We’re exploring the latest buzzwords and explaining what they mean for your company with our Future of Work series. This month we’re looking at remote working.
People love working from home.
But while remote working is an increasingly popular choice for workers, it remains a difficult subject for companies. It’s a major shift that many just don’t feel ready to take.
While companies like Automattic (the guys behind WordPress) have gone entirely remote, others are even beginning to turn away. IBM has recently reversed their pioneering remote working policies, in the hopes of boosting productivity.
If these guys aren’t sure about remote working, should you still consider it?
Here’s what remote working is all about
Remote working is when you give your team the option to work from wherever they want. It gives them choice and flexibility while letting them personalise the way they work, without distractions or travel worry.
Research shows these employees produce better work and stay loyal to their company. With 85% of millennials saying they want to remote work full time, it’s the future of work.
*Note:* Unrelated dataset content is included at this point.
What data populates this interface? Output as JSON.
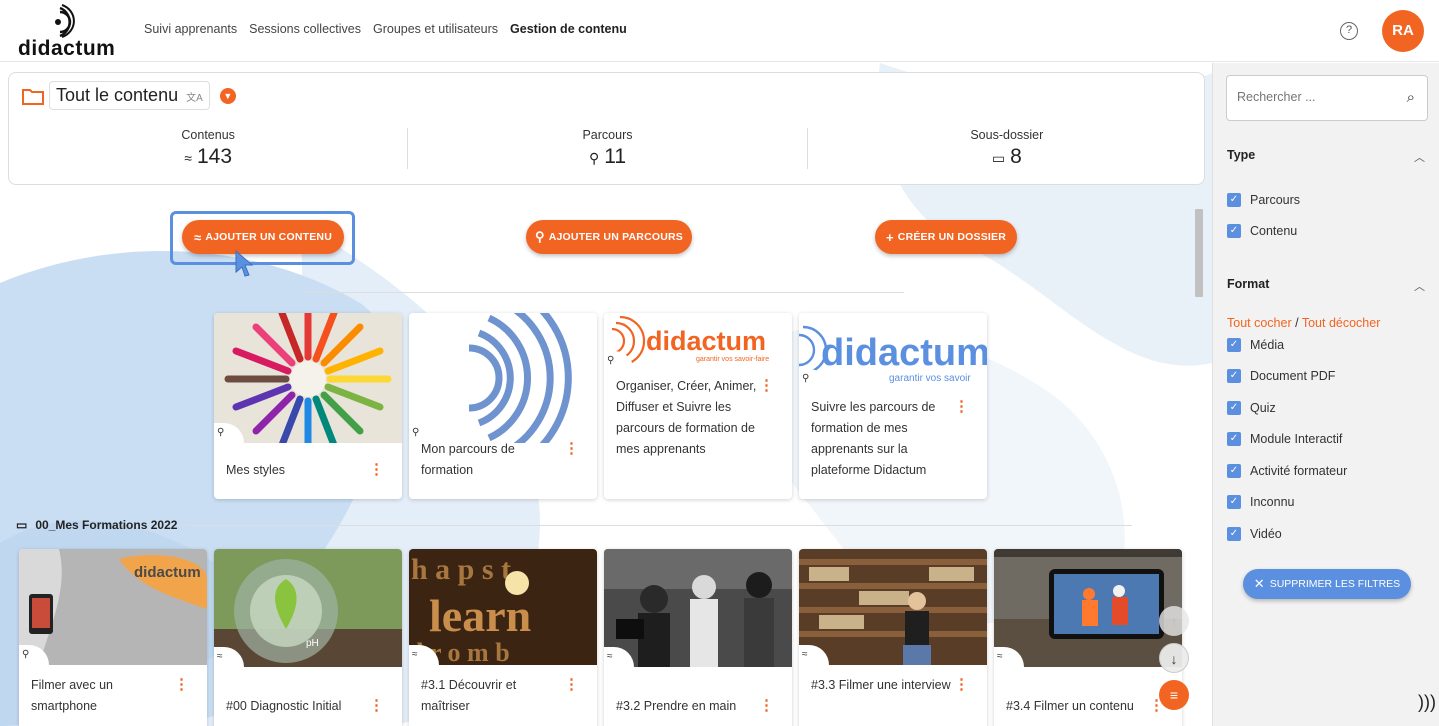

Setting up remote working is easy. Tools like intranets, video calls and instant messaging mean people can collaborate seamlessly from anywhere. A growing number of people are already using Facebook to get organised.
But, leading such a workforce doesn’t come without its challenges.
Here are the things you need to think about to make it work
When workers don’t speak to each other, they lose office camaraderie, and it can be hard to build an engaging culture.
The easiest thing to do is actually bring your employees together. Automattic does compulsory company wide meets all around the world. Not only that, they give each team their own budget to organise trips.
The cheaper day-to-day option is to start treating your intranet as your office. Use it to build a strong workplace community and make it an essential part of your day to day routine: like we’ve said before, have a plan and keep it relevant.
When employees work outside of your view, it can be hard to monitor their output and work ethic. Not only that, there is a risk they will lose a connection with you, your team and your company. This causes poor reliability and retention.
According to research, 87% of workers feel more connected through video conferences, so integrate these into each day. Every Monday, have a global stand up. Give each employee 30 seconds to talk about what they’re going to do for the week.
If your business uses Gmail, choose Google Hangouts. You can connect directly with team members straight from within Gmail, or you can organise a group meeting from within Google Calendars.
3. Work life balance
Research has shown that remote workers tend to work longer hours than their office based counterparts. Without an office routine, it’s hard for some workers to know when to stop. This can be a drain on your employees, and lead to poorer quality work.
In order to alleviate this you only need to do one thing: maintain a schedule. Despite all of the freedom you have given your workers, they should all be in sync.
You can opt to use project management tools like Basecamp to keep track of ongoing projects, or if that doesn’t suit your business needs you can do this within your intranet.
Twine’s Groups feature lets you set up discussion for individual teams or projects. Encourage your team leaders to use these to monitor how each employee performs. By breaking down your workforce, you’ll know who is doing what and, more importantly, who is overdoing it!
4. Knowledge Sharing
You’ve chosen the tools and introduced the policies, now you need make sure everyone is working from the same information.
We think this is important, which is why we put so much effort into Twine’s knowledge library. This is a structured area within your intranet where you can keep company policies, documents and assets.
Twine brings content out of PDFs and Word documents and into HTML allowing team to search and rate your content. Articles can also be tagged mandatory reads, forcing your teams to read the latest documents and letting you know when they have.
Here’s what to do next
You know what remote working is and what the common roadblocks are, now you need to get out there and plan your remote working policy.
Start small by allowing a handful of employees to work from home a few days a week. These initial adopters will quickly give you an idea what tools you need and the ones you don’t.
Give them a free trial of Twine and see what they can do.